Fathers, how do we maintain the fragile connection with the heart of our son or daughter during their adolescence? As a father of two boys fast approaching middle school, I am searching for inspiration and instruction in this primary arena of my influence.
It is striking that there are only two father-son duos who both served as president of the United States: John Adams and John Quincy Adams, George H.W. Bush and George W. Bush. Here is an insightful quote I recently read from 41: Portrait of My Father by former President George W. Bush:
“George Bush’s great gift to his children was unconditional love. No matter how we expressed our individuality, no matter how badly we misbehaved, he always loved us. Over time, that love itself became a powerful source of independence. There was no point in competing with our father-no point in rebelling against him-because he would love us no matter what. I took that lesson to heart when I became a parent. When Barbara and Jenna were teenagers, they had independent streaks that reminded me a lot of times past. I used to tell them, ‘I love you. There’s nothing you can do to make me stop loving you. So stop trying.‘”
As a former member, Christian school teacher, youth pastor, and now pastor, I must acknowledge that teenagers truly are “transitional lifeforms.” The key during this metamorphosis from childhood to adulthood is the fixed point of a father’s love that is not affected or altered by their random mistakes or even intentional malice!
Paul adds the instruction in Ephesians 6:4, “And, ye fathers, provoke not your children to wrath: but bring them up in the nurture and admonition of the Lord.” I choose to not provoke. I choose to convey passionate, tenacious love that not only connects my children to me but more importantly to their Heavenly Father whose affection truly is eternal.

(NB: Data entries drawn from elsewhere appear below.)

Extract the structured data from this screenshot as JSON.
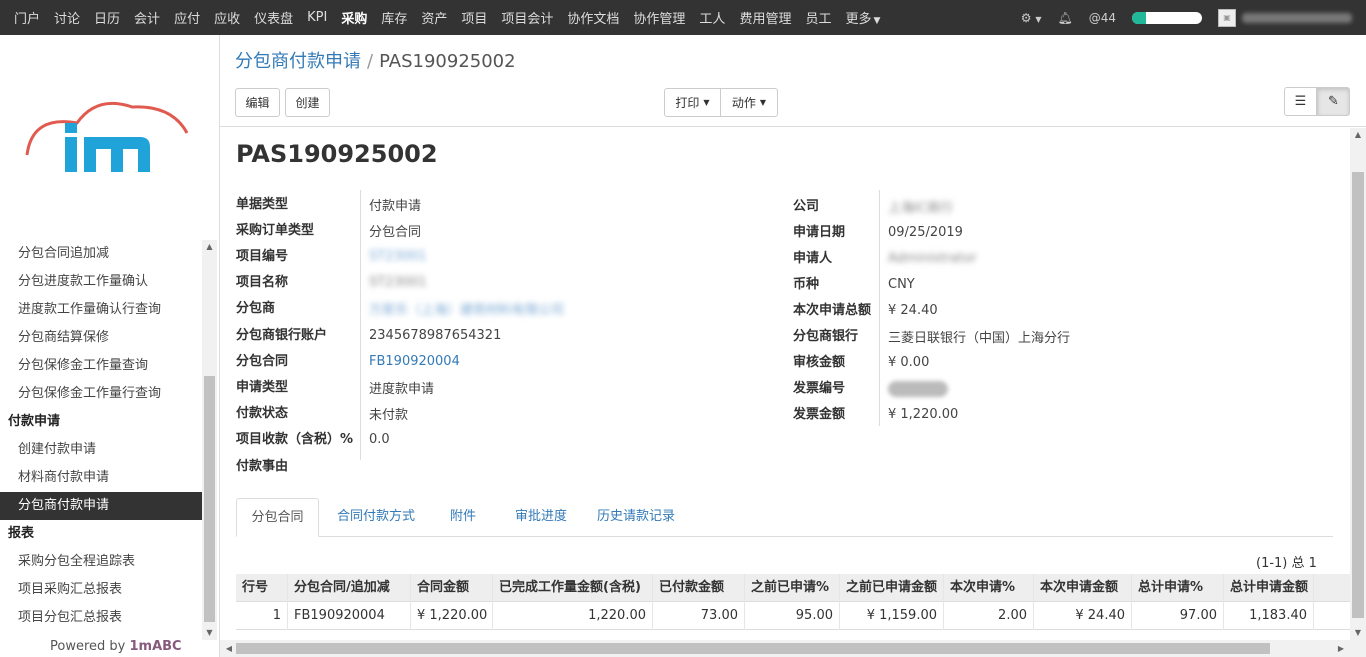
{
  "topbar": {
    "menu": [
      "门户",
      "讨论",
      "日历",
      "会计",
      "应付",
      "应收",
      "仪表盘",
      "KPI",
      "采购",
      "库存",
      "资产",
      "项目",
      "项目会计",
      "协作文档",
      "协作管理",
      "工人",
      "费用管理",
      "员工"
    ],
    "active": "采购",
    "more_label": "更多",
    "mentions": "@44",
    "progress": 0.2
  },
  "sidebar": {
    "items": [
      {
        "label": "分包合同追加减",
        "type": "item"
      },
      {
        "label": "分包进度款工作量确认",
        "type": "item"
      },
      {
        "label": "进度款工作量确认行查询",
        "type": "item"
      },
      {
        "label": "分包商结算保修",
        "type": "item"
      },
      {
        "label": "分包保修金工作量查询",
        "type": "item"
      },
      {
        "label": "分包保修金工作量行查询",
        "type": "item"
      },
      {
        "label": "付款申请",
        "type": "group"
      },
      {
        "label": "创建付款申请",
        "type": "item"
      },
      {
        "label": "材料商付款申请",
        "type": "item"
      },
      {
        "label": "分包商付款申请",
        "type": "active"
      },
      {
        "label": "报表",
        "type": "group"
      },
      {
        "label": "采购分包全程追踪表",
        "type": "item"
      },
      {
        "label": "项目采购汇总报表",
        "type": "item"
      },
      {
        "label": "项目分包汇总报表",
        "type": "item"
      }
    ],
    "powered_prefix": "Powered by ",
    "powered_brand": "1mABC"
  },
  "breadcrumb": {
    "parent": "分包商付款申请",
    "current": "PAS190925002"
  },
  "buttons": {
    "edit": "编辑",
    "create": "创建",
    "print": "打印",
    "action": "动作"
  },
  "form": {
    "title": "PAS190925002",
    "left": [
      {
        "label": "单据类型",
        "value": "付款申请",
        "style": "plain"
      },
      {
        "label": "采购订单类型",
        "value": "分包合同",
        "style": "plain"
      },
      {
        "label": "项目编号",
        "value": "ST23001",
        "style": "blurlink"
      },
      {
        "label": "项目名称",
        "value": "ST23001",
        "style": "blurgray"
      },
      {
        "label": "分包商",
        "value": "万家乐（上海）建筑材料有限公司",
        "style": "blurlink"
      },
      {
        "label": "分包商银行账户",
        "value": "2345678987654321",
        "style": "plain"
      },
      {
        "label": "分包合同",
        "value": "FB190920004",
        "style": "link"
      },
      {
        "label": "申请类型",
        "value": "进度款申请",
        "style": "plain"
      },
      {
        "label": "付款状态",
        "value": "未付款",
        "style": "plain"
      },
      {
        "label": "项目收款（含税）%",
        "value": "0.0",
        "style": "plain"
      },
      {
        "label": "付款事由",
        "value": "",
        "style": "plain"
      }
    ],
    "right": [
      {
        "label": "公司",
        "value": "上海IC商行",
        "style": "blurgray"
      },
      {
        "label": "申请日期",
        "value": "09/25/2019",
        "style": "plain"
      },
      {
        "label": "申请人",
        "value": "Administrator",
        "style": "blurgray"
      },
      {
        "label": "币种",
        "value": "CNY",
        "style": "plain"
      },
      {
        "label": "本次申请总额",
        "value": "¥ 24.40",
        "style": "plain"
      },
      {
        "label": "分包商银行",
        "value": "三菱日联银行（中国）上海分行",
        "style": "plain"
      },
      {
        "label": "审核金额",
        "value": "¥ 0.00",
        "style": "plain"
      },
      {
        "label": "发票编号",
        "value": "",
        "style": "pill"
      },
      {
        "label": "发票金额",
        "value": "¥ 1,220.00",
        "style": "plain"
      }
    ]
  },
  "tabs": [
    "分包合同",
    "合同付款方式",
    "附件",
    "审批进度",
    "历史请款记录"
  ],
  "pager": "(1-1) 总 1",
  "table": {
    "columns": [
      "行号",
      "分包合同/追加减",
      "合同金额",
      "已完成工作量金额(含税)",
      "已付款金额",
      "之前已申请%",
      "之前已申请金额",
      "本次申请%",
      "本次申请金额",
      "总计申请%",
      "总计申请金额"
    ],
    "rows": [
      [
        "1",
        "FB190920004",
        "¥ 1,220.00",
        "1,220.00",
        "73.00",
        "95.00",
        "¥ 1,159.00",
        "2.00",
        "¥ 24.40",
        "97.00",
        "1,183.40"
      ]
    ]
  }
}
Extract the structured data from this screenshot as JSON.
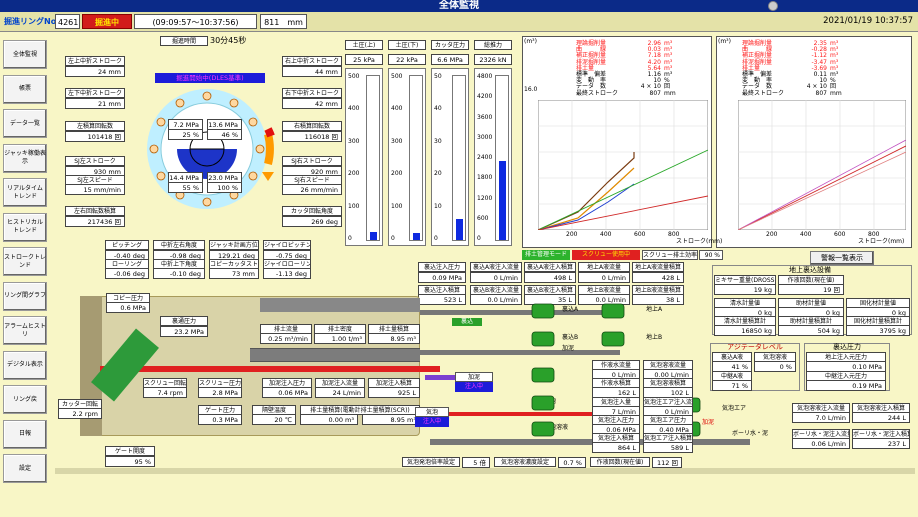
{
  "title": "全体監視",
  "header": {
    "ring_label": "掘進リングNo.",
    "ring_no": "4261",
    "status": "掘進中",
    "time_range": "(09:09:57～10:37:56)",
    "stroke": "811　mm",
    "datetime": "2021/01/19 10:37:57"
  },
  "sidebar": [
    "全体監視",
    "帳票",
    "データ一覧",
    "ジャッキ稼働表示",
    "リアルタイム\nトレンド",
    "ヒストリカル\nトレンド",
    "ストロークトレンド",
    "リング間グラフ",
    "アラームヒストリ",
    "デジタル表示",
    "リング戻",
    "日報",
    "設定"
  ],
  "left": {
    "elapsed_label": "掘進時間",
    "elapsed": "30分45秒",
    "lt_label": "左上中折ストローク",
    "lt_val": "24 mm",
    "lb_label": "左下中折ストローク",
    "lb_val": "21 mm",
    "lc_label": "左積算回転数",
    "lc_val": "101418 回",
    "lsj_label": "SJ左ストローク",
    "lsj_val": "930 mm",
    "lsp_label": "SJ左スピード",
    "lsp_val": "15 mm/min",
    "lct_label": "左右回転数積算",
    "lct_val": "217436 回",
    "rt_label": "右上中折ストローク",
    "rt_val": "44 mm",
    "rb_label": "右下中折ストローク",
    "rb_val": "42 mm",
    "rc_label": "右積算回転数",
    "rc_val": "116018 回",
    "rsj_label": "SJ右ストローク",
    "rsj_val": "920 mm",
    "rsp_label": "SJ右スピード",
    "rsp_val": "26 mm/min",
    "rot_label": "カッタ回転角度",
    "rot_val": "269 deg",
    "banner": "掘進開始中(DLES基準)",
    "q1a": "7.2 MPa",
    "q1b": "25 %",
    "q2a": "13.6 MPa",
    "q2b": "46 %",
    "q3a": "14.4 MPa",
    "q3b": "55 %",
    "q4a": "23.0 MPa",
    "q4b": "100 %"
  },
  "attitude": {
    "pitch_label": "ピッチング",
    "pitch": "-0.40 deg",
    "roll_label": "ローリング",
    "roll": "-0.06 deg",
    "mlr_label": "中折左右角度",
    "mlr": "-0.98 deg",
    "mud_label": "中折上下角度",
    "mud": "-0.10 deg",
    "jb_label": "ジャッキ計画方位角",
    "jb": "129.21 deg",
    "cop_label": "コピーカッタストローク",
    "cop": "73 mm",
    "jp_label": "ジャイロピッチング",
    "jp": "-0.75 deg",
    "jr_label": "ジャイロローリング",
    "jr": "-1.13 deg"
  },
  "gauges": [
    {
      "label": "土圧(上)",
      "value": "25 kPa",
      "ticks": [
        "500",
        "400",
        "300",
        "200",
        "100",
        "0"
      ],
      "level": 0.05
    },
    {
      "label": "土圧(下)",
      "value": "22 kPa",
      "ticks": [
        "500",
        "400",
        "300",
        "200",
        "100",
        "0"
      ],
      "level": 0.044
    },
    {
      "label": "カッタ圧力",
      "value": "6.6 MPa",
      "ticks": [
        "50",
        "40",
        "30",
        "20",
        "10",
        "0"
      ],
      "level": 0.13
    },
    {
      "label": "総推力",
      "value": "2326 kN",
      "ticks": [
        "4800",
        "4200",
        "3600",
        "3000",
        "2400",
        "1800",
        "1200",
        "600",
        "0"
      ],
      "level": 0.48
    }
  ],
  "graph1": {
    "unit": "(m³)",
    "ymax": "16.0",
    "lines": [
      {
        "label": "理論掘削量",
        "val": "2.96",
        "u": "m³"
      },
      {
        "label": "曲　　　線",
        "val": "0.03",
        "u": "m³"
      },
      {
        "label": "補正掘削量",
        "val": "7.18",
        "u": "m³"
      },
      {
        "label": "排泥掘削量",
        "val": "4.20",
        "u": "m³"
      },
      {
        "label": "排土量",
        "val": "5.64",
        "u": "m³"
      },
      {
        "label": "標準　偏差",
        "val": "1.16",
        "u": "m³"
      },
      {
        "label": "変　動　率",
        "val": "10",
        "u": "%"
      },
      {
        "label": "データ　数",
        "val": "4 × 10",
        "u": "回"
      },
      {
        "label": "最終ストローク",
        "val": "807",
        "u": "mm"
      }
    ],
    "xticks": [
      "200",
      "400",
      "600",
      "800"
    ],
    "xlabel": "ストローク(mm)"
  },
  "graph2": {
    "unit": "(m³)",
    "lines": [
      {
        "label": "理論掘削量",
        "val": "2.35",
        "u": "m³"
      },
      {
        "label": "曲　　　線",
        "val": "-0.28",
        "u": "m³"
      },
      {
        "label": "補正掘削量",
        "val": "-1.12",
        "u": "m³"
      },
      {
        "label": "排泥掘削量",
        "val": "-3.47",
        "u": "m³"
      },
      {
        "label": "排土量",
        "val": "-3.69",
        "u": "m³"
      },
      {
        "label": "標準　偏差",
        "val": "0.11",
        "u": "m³"
      },
      {
        "label": "変　動　率",
        "val": "10",
        "u": "%"
      },
      {
        "label": "データ　数",
        "val": "4 × 10",
        "u": "回"
      },
      {
        "label": "最終ストローク",
        "val": "807",
        "u": "mm"
      }
    ],
    "xticks": [
      "200",
      "400",
      "600",
      "800"
    ],
    "xlabel": "ストローク(mm)"
  },
  "statusbar": {
    "a": "排土管理モード",
    "b": "スクリュー使用中",
    "c": "スクリュー排土効率",
    "d": "90 %",
    "alarm_btn": "警報一覧表示"
  },
  "injection": {
    "p_label": "裏込注入圧力",
    "p": "0.09 MPa",
    "a_flow_label": "裏込A液注入流量",
    "a_flow": "0 L/min",
    "a_tot_label": "裏込A液注入積算",
    "a_tot": "498 L",
    "ua_flow_label": "地上A液流量",
    "ua_flow": "0 L/min",
    "ua_tot_label": "地上A液流量積算",
    "ua_tot": "428 L",
    "v_label": "裏込注入積算",
    "v": "523 L",
    "b_flow_label": "裏込B液注入流量",
    "b_flow": "0.0 L/min",
    "b_tot_label": "裏込B液注入積算",
    "b_tot": "35 L",
    "ub_flow_label": "地上B液流量",
    "ub_flow": "0.0 L/min",
    "ub_tot_label": "地上B液流量積算",
    "ub_tot": "38 L"
  },
  "machine": {
    "copy_label": "コピー圧力",
    "copy": "0.6 MPa",
    "wp_label": "裏通圧力",
    "wp": "23.2 MPa",
    "flow_label": "排土流量",
    "flow": "0.25 m³/min",
    "dens_label": "排土密度",
    "dens": "1.00 t/m³",
    "vol_label": "排土量積算",
    "vol": "8.95 m³",
    "sc_label": "スクリュー回転",
    "sc": "7.4 rpm",
    "sp_label": "スクリュー圧力",
    "sp": "2.8 MPa",
    "add_p_label": "加泥注入圧力",
    "add_p": "0.06 MPa",
    "add_f_label": "加泥注入流量",
    "add_f": "24 L/min",
    "add_t_label": "加泥注入積算",
    "add_t": "925 L",
    "gate_label": "ゲート圧力",
    "gate": "0.3 MPa",
    "temp_label": "隔壁温度",
    "temp": "20 ℃",
    "eq_label": "排土量積算(電動計排土量積算(SCR))",
    "eq": "0.00 m³",
    "eq2": "8.95 m³",
    "cut_label": "カッター回転",
    "cut": "2.2 rpm",
    "gateo_label": "ゲート開度",
    "gateo": "95 %",
    "c_label1": "加泥",
    "c_label2": "注入中",
    "f_label1": "気泡",
    "f_label2": "注入中",
    "tag1": "裏込",
    "tag2": "加泥",
    "tag3": "地上A",
    "tag4": "地上B",
    "tag5": "裏込A",
    "tag6": "裏込B",
    "tag7": "気泡",
    "tag8": "気泡溶液",
    "tag9": "気泡エア",
    "tag10": "加泥",
    "tag11": "ボーリ水・泥"
  },
  "surface": {
    "title": "地上裏込設備",
    "in_label": "ミキサー重量(DROSS)",
    "in_val": "19 kg",
    "cnt_label": "作液回数(現在値)",
    "cnt": "19 回",
    "w_label": "清水計量値",
    "w": "0 kg",
    "m_label": "助材計量値",
    "m": "0 kg",
    "s_label": "固化材計量値",
    "s": "0 kg",
    "wt_label": "清水計量積算計",
    "wt": "16850 kg",
    "mt_label": "助材計量積算計",
    "mt": "504 kg",
    "st_label": "固化材計量積算計",
    "st": "3795 kg"
  },
  "agitator": {
    "title": "アジテータレベル",
    "a_label": "裏込A液",
    "a": "41 %",
    "f_label": "気泡溶液",
    "f": "0 %",
    "m_label": "中継A液",
    "m": "71 %"
  },
  "backfill": {
    "title": "裏込圧力",
    "p1_label": "地上注入元圧力",
    "p1": "0.10 MPa",
    "p2_label": "中継注入元圧力",
    "p2": "0.19 MPa"
  },
  "foam": {
    "fr_label": "作液水流量",
    "fr": "0 L/min",
    "ft_label": "作液水積算",
    "ft": "162 L",
    "sr_label": "気泡溶液流量",
    "sr": "0.00 L/min",
    "st_label": "気泡溶液積算",
    "st": "102 L",
    "ai_label": "気泡注入量",
    "ai": "7 L/min",
    "ap_label": "気泡注入圧力",
    "ap": "0.06 MPa",
    "at_label": "気泡注入積算",
    "at": "864 L",
    "ei_label": "気泡注エア注入流量",
    "ei": "0 L/min",
    "ep_label": "気泡エア圧力",
    "ep": "0.40 MPa",
    "et_label": "気泡エア注入積算",
    "et": "589 L",
    "rate_label": "気泡発泡倍率設定",
    "rate": "5 倍",
    "conc_label": "気泡溶液濃度設定",
    "conc": "0.7 %",
    "pump_label": "作液回数(現在値)",
    "pump": "112 回"
  },
  "right_bottom": {
    "r1_label": "気泡溶液注入流量",
    "r1": "7.0 L/min",
    "r2_label": "気泡溶液注入積算",
    "r2": "244 L",
    "r3_label": "ボーリ水・泥注入流量",
    "r3": "0.06 L/min",
    "r4_label": "ボーリ水・泥注入積算",
    "r4": "237 L"
  }
}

What do you find insightful about the above quote from the Bush family? What else has helped you be a consistent, compassionate father of adolescents?